==== DATA SHOWN

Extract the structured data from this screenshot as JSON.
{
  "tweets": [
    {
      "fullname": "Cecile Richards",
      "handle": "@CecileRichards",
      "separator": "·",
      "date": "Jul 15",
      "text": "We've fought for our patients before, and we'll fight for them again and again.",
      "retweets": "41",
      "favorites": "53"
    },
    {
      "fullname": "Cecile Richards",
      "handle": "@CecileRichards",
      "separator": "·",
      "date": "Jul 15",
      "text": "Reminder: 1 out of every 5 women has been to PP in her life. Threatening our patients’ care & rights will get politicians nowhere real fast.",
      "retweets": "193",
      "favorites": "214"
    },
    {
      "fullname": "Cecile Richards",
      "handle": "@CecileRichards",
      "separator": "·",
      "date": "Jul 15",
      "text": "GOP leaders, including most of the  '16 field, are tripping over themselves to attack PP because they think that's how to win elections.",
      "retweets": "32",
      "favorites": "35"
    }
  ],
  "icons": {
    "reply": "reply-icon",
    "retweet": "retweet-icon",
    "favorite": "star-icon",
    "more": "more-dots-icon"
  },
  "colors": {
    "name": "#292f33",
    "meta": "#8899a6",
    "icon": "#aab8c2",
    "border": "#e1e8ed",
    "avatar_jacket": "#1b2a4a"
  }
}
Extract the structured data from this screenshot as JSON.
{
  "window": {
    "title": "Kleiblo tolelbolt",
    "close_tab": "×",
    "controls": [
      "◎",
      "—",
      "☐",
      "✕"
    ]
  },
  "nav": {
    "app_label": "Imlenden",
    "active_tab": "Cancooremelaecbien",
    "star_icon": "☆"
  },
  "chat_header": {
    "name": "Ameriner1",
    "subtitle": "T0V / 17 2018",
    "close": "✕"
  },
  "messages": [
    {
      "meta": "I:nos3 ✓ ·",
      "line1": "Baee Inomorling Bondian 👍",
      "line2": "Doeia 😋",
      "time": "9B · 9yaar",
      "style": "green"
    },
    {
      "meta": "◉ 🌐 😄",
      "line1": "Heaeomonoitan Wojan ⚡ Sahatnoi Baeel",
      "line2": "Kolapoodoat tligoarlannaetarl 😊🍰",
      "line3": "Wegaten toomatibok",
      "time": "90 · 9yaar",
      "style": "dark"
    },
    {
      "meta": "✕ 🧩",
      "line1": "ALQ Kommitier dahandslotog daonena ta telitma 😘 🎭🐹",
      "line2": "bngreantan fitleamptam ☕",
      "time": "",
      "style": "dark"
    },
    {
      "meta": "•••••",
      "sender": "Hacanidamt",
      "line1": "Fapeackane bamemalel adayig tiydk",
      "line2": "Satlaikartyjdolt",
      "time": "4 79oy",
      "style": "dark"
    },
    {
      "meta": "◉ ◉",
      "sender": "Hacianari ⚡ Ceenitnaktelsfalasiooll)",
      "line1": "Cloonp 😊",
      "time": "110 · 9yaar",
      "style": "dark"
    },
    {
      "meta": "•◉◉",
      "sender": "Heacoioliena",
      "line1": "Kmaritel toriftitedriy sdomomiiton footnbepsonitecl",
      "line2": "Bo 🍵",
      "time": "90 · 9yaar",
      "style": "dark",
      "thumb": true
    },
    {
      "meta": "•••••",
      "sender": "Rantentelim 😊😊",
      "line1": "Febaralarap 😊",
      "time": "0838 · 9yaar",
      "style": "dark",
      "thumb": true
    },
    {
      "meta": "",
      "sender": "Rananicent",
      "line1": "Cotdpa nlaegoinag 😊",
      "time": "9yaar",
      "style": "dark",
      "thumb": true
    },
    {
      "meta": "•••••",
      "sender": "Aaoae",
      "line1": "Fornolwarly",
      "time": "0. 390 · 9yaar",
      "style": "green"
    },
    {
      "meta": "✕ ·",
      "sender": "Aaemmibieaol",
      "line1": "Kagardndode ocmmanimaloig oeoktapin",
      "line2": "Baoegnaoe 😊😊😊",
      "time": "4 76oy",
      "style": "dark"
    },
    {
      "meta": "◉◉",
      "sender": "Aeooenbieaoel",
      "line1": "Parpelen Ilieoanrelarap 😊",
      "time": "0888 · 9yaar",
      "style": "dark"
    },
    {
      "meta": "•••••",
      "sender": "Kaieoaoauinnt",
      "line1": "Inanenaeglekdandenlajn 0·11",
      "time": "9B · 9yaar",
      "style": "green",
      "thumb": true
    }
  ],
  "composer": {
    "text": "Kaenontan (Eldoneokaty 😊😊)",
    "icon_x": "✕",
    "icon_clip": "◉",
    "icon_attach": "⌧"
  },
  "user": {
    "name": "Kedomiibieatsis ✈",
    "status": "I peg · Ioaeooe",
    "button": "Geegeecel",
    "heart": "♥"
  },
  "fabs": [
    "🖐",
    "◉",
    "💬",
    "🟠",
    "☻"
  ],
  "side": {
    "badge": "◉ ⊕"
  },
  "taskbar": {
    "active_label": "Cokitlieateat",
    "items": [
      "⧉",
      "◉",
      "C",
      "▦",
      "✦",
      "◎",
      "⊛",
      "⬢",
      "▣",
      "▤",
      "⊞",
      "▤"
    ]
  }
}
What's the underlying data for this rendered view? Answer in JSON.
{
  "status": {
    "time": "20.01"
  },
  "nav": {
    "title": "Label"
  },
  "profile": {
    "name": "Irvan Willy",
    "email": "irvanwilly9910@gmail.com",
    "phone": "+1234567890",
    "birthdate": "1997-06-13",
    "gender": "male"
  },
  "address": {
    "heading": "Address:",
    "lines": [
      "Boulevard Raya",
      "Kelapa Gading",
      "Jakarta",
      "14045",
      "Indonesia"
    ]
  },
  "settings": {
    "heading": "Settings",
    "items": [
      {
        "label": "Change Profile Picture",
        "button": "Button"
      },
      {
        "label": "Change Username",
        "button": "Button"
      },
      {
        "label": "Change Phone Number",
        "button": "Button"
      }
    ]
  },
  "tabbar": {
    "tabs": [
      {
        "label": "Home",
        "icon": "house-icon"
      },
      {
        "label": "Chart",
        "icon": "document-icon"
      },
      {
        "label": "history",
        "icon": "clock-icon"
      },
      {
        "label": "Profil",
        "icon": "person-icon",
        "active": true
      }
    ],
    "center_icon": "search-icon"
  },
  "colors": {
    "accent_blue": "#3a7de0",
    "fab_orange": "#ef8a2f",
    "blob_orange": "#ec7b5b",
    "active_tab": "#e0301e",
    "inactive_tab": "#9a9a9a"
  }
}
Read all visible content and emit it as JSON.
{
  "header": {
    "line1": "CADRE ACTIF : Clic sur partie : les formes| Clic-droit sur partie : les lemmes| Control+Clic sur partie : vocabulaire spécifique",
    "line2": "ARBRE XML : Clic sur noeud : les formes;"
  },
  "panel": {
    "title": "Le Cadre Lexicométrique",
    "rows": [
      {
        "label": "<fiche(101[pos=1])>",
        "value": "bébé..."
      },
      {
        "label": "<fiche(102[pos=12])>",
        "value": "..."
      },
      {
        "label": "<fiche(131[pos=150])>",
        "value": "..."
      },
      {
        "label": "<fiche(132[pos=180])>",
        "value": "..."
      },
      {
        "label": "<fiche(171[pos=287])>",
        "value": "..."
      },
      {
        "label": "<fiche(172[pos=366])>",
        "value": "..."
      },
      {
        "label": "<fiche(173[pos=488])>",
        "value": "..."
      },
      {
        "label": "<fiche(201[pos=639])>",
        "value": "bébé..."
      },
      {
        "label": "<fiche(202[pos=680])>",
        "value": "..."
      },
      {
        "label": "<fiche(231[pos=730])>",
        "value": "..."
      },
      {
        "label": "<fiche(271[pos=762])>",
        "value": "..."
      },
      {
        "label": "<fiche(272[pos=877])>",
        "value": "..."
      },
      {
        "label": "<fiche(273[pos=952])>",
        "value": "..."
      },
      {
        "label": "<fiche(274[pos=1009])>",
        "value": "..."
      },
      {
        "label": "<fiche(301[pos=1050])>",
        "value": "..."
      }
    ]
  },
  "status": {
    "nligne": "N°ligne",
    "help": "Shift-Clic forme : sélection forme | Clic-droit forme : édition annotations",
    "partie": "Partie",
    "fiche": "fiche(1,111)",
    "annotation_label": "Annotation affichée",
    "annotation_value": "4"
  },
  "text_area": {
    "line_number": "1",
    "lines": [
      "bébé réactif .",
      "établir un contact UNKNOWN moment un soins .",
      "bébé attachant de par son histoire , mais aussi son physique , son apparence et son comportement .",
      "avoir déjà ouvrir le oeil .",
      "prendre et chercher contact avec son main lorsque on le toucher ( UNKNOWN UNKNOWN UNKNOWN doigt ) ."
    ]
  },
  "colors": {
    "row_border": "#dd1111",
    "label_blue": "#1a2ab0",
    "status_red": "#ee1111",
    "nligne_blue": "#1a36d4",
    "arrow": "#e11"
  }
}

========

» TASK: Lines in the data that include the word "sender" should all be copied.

» WRITTEN ANSWER:
      "sender": "Hacanidamt",
      "sender": "Hacianari ⚡ Ceenitnaktelsfalasiooll)",
      "sender": "Heacoioliena",
      "sender": "Rantentelim 😊😊",
      "sender": "Rananicent",
      "sender": "Aaoae",
      "sender": "Aaemmibieaol",
      "sender": "Aeooenbieaoel",
      "sender": "Kaieoaoauinnt",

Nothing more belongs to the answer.